And once you see Conway’s Game of Life underway (you can play around with a version here) it’s impossible to miss its connection to SimCity. Too much industrial pollution and your residential areas stay dormant. Commercial served by train and roads sprouts to a tower. The square zones live or die by what they’re next to. Success emerges from the interaction between cells, and there’s always the opportunity to make small tweaks or grand gestures to realign the entire game. Very much the way to build a city, either digital or meat space.

It is a little unfair to compare a recently released app about flowers to one of the most transcendent games of all time. And Terra Nil does offer both Gardener and Zen modes that make the game easier or let you just putter around without specific objectives. But it is useful to consider what it takes to make a game like SimCity so different. Surprises don’t necessary come from proscribed achievements from hitting the right key sequence. Surprises and achievements and healthy cities come from emergent interactions. 

Which makes Terra Nil absolutely successful. Treating a city like a jewel box is a perfect city unbuilding simulator. If you want to take apart a neighborhood, there is nothing like adding too many rules or pretending it’s a terrarium. Boiling down urbanism’s iterative game of life to just rote procedures is absolutely the way to dismantle a city. 

Terra Nil was developed by Free Lives and published by Devolver Digital. It is available on Steam, and free on various app stores with a Netflix subscription. 

Article Author
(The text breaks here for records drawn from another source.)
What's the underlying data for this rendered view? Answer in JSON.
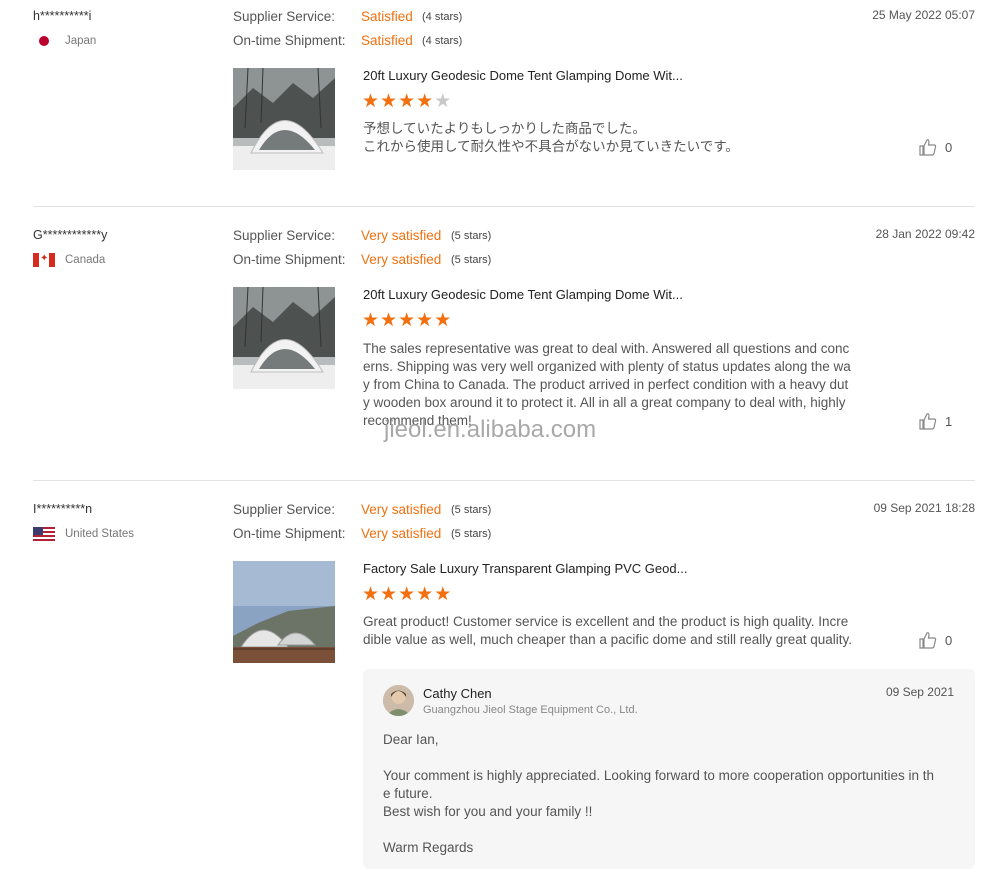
{
  "reviews": [
    {
      "username": "h**********i",
      "country": "Japan",
      "supplier_service_label": "Supplier Service:",
      "supplier_service_rating": "Satisfied",
      "supplier_service_stars": "(4 stars)",
      "shipment_label": "On-time Shipment:",
      "shipment_rating": "Satisfied",
      "shipment_stars": "(4 stars)",
      "date": "25 May 2022 05:07",
      "product_title": "20ft Luxury Geodesic Dome Tent Glamping Dome Wit...",
      "product_stars": 4,
      "comment_lines": [
        "予想していたよりもしっかりした商品でした。",
        "これから使用して耐久性や不具合がないか見ていきたいです。"
      ],
      "likes": "0"
    },
    {
      "username": "G************y",
      "country": "Canada",
      "supplier_service_label": "Supplier Service:",
      "supplier_service_rating": "Very satisfied",
      "supplier_service_stars": "(5 stars)",
      "shipment_label": "On-time Shipment:",
      "shipment_rating": "Very satisfied",
      "shipment_stars": "(5 stars)",
      "date": "28 Jan 2022 09:42",
      "product_title": "20ft Luxury Geodesic Dome Tent Glamping Dome Wit...",
      "product_stars": 5,
      "comment_lines": [
        "The sales representative was great to deal with. Answered all questions and conc",
        "erns. Shipping was very well organized with plenty of status updates along the wa",
        "y from China to Canada. The product arrived in perfect condition with a heavy dut",
        "y wooden box around it to protect it. All in all a great company to deal with, highly",
        "recommend them!"
      ],
      "likes": "1"
    },
    {
      "username": "I**********n",
      "country": "United States",
      "supplier_service_label": "Supplier Service:",
      "supplier_service_rating": "Very satisfied",
      "supplier_service_stars": "(5 stars)",
      "shipment_label": "On-time Shipment:",
      "shipment_rating": "Very satisfied",
      "shipment_stars": "(5 stars)",
      "date": "09 Sep 2021 18:28",
      "product_title": "Factory Sale Luxury Transparent Glamping PVC Geod...",
      "product_stars": 5,
      "comment_lines": [
        "Great product! Customer service is excellent and the product is high quality. Incre",
        "dible value as well, much cheaper than a pacific dome and still really great quality."
      ],
      "likes": "0"
    }
  ],
  "watermark": "jieol.en.alibaba.com",
  "reply": {
    "name": "Cathy Chen",
    "company": "Guangzhou Jieol Stage Equipment Co., Ltd.",
    "date": "09 Sep 2021",
    "greeting": "Dear Ian,",
    "body_line1": "Your comment is highly appreciated. Looking forward to more cooperation opportunities in th",
    "body_line2": "e future.",
    "body_line3": "Best wish for you and your family !!",
    "signoff": "Warm Regards"
  },
  "colors": {
    "accent": "#f2700f",
    "star_off": "#c8c8c8",
    "divider": "#e3e3e3"
  },
  "icons": {
    "like": "thumbs-up-icon"
  }
}
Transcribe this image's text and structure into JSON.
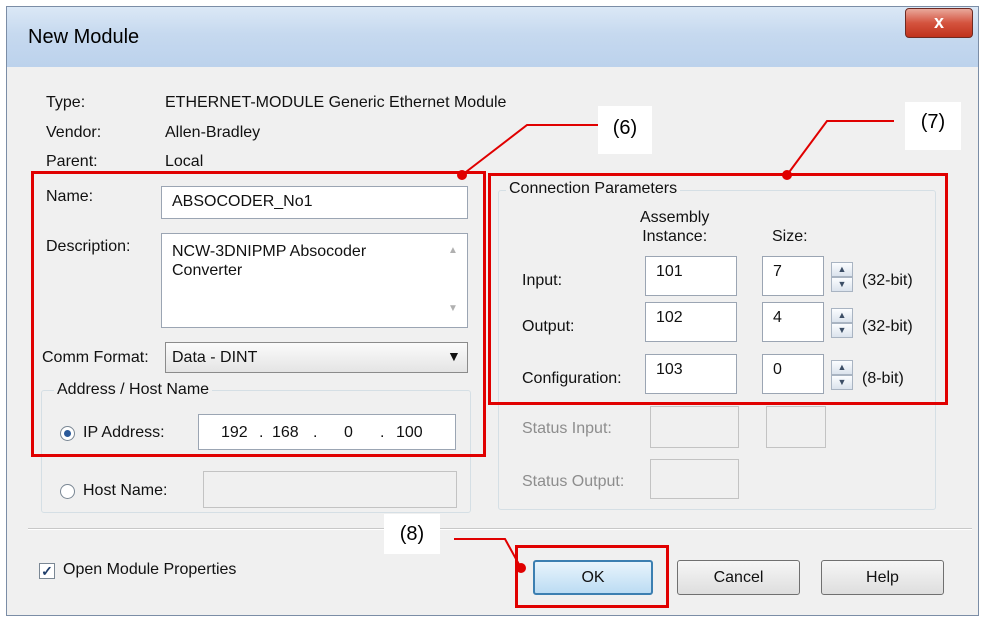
{
  "window": {
    "title": "New Module",
    "close_glyph": "x"
  },
  "info": {
    "type_label": "Type:",
    "type_value": "ETHERNET-MODULE Generic Ethernet Module",
    "vendor_label": "Vendor:",
    "vendor_value": "Allen-Bradley",
    "parent_label": "Parent:",
    "parent_value": "Local"
  },
  "form": {
    "name_label": "Name:",
    "name_value": "ABSOCODER_No1",
    "description_label": "Description:",
    "description_value": "NCW-3DNIPMP Absocoder\nConverter",
    "comm_format_label": "Comm Format:",
    "comm_format_value": "Data - DINT",
    "address_group_title": "Address / Host Name",
    "ip_label": "IP Address:",
    "ip_octets": [
      "192",
      "168",
      "0",
      "100"
    ],
    "host_label": "Host Name:",
    "host_value": ""
  },
  "connection": {
    "title": "Connection Parameters",
    "assembly_header": "Assembly\nInstance:",
    "size_header": "Size:",
    "rows": [
      {
        "label": "Input:",
        "instance": "101",
        "size": "7",
        "unit": "(32-bit)"
      },
      {
        "label": "Output:",
        "instance": "102",
        "size": "4",
        "unit": "(32-bit)"
      },
      {
        "label": "Configuration:",
        "instance": "103",
        "size": "0",
        "unit": "(8-bit)"
      }
    ],
    "status_input_label": "Status Input:",
    "status_output_label": "Status Output:"
  },
  "footer": {
    "open_props_label": "Open Module Properties",
    "open_props_checked": true,
    "ok_label": "OK",
    "cancel_label": "Cancel",
    "help_label": "Help"
  },
  "callouts": {
    "c6": "(6)",
    "c7": "(7)",
    "c8": "(8)"
  },
  "colors": {
    "annotation_red": "#e00000",
    "dialog_bg": "#f0f0f0"
  }
}
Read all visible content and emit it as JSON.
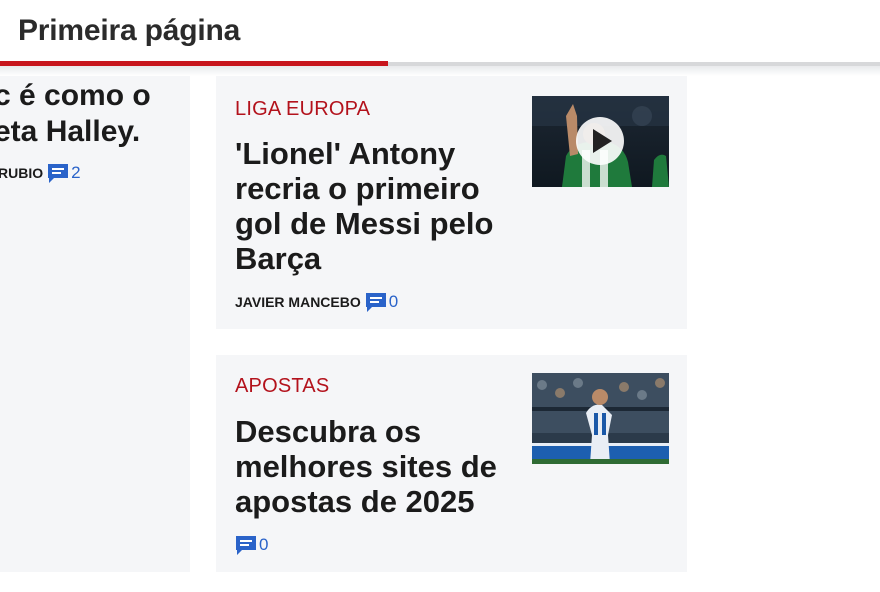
{
  "header": {
    "title": "Primeira página"
  },
  "left_card": {
    "headline_line1": "c é como o",
    "headline_line2": "eta Halley.",
    "author": "RUBIO",
    "comments": "2"
  },
  "articles": [
    {
      "category": "LIGA EUROPA",
      "headline": "'Lionel' Antony recria o primeiro gol de Messi pelo Barça",
      "author": "JAVIER MANCEBO",
      "comments": "0",
      "thumbnail_icon": "play-icon"
    },
    {
      "category": "APOSTAS",
      "headline": "Descubra os melhores sites de apostas de 2025",
      "author": "",
      "comments": "0"
    }
  ],
  "colors": {
    "accent_red": "#c8161d",
    "category_red": "#b3121c",
    "comment_blue": "#2a63c9",
    "card_bg": "#f5f6f8"
  }
}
Ray Dubicki is a stay-at-home dad and parent-on-call for taking care of general school and neighborhood tasks around Ballard. This lets him see how urbanism works (or doesn’t) during the hours most people are locked in their office. He is an attorney and urbanist by training, with soup-to-nuts planning experience from code enforcement to university development to writing zoning ordinances. He enjoys using PowerPoint, but only because it’s no longer a weekly obligation.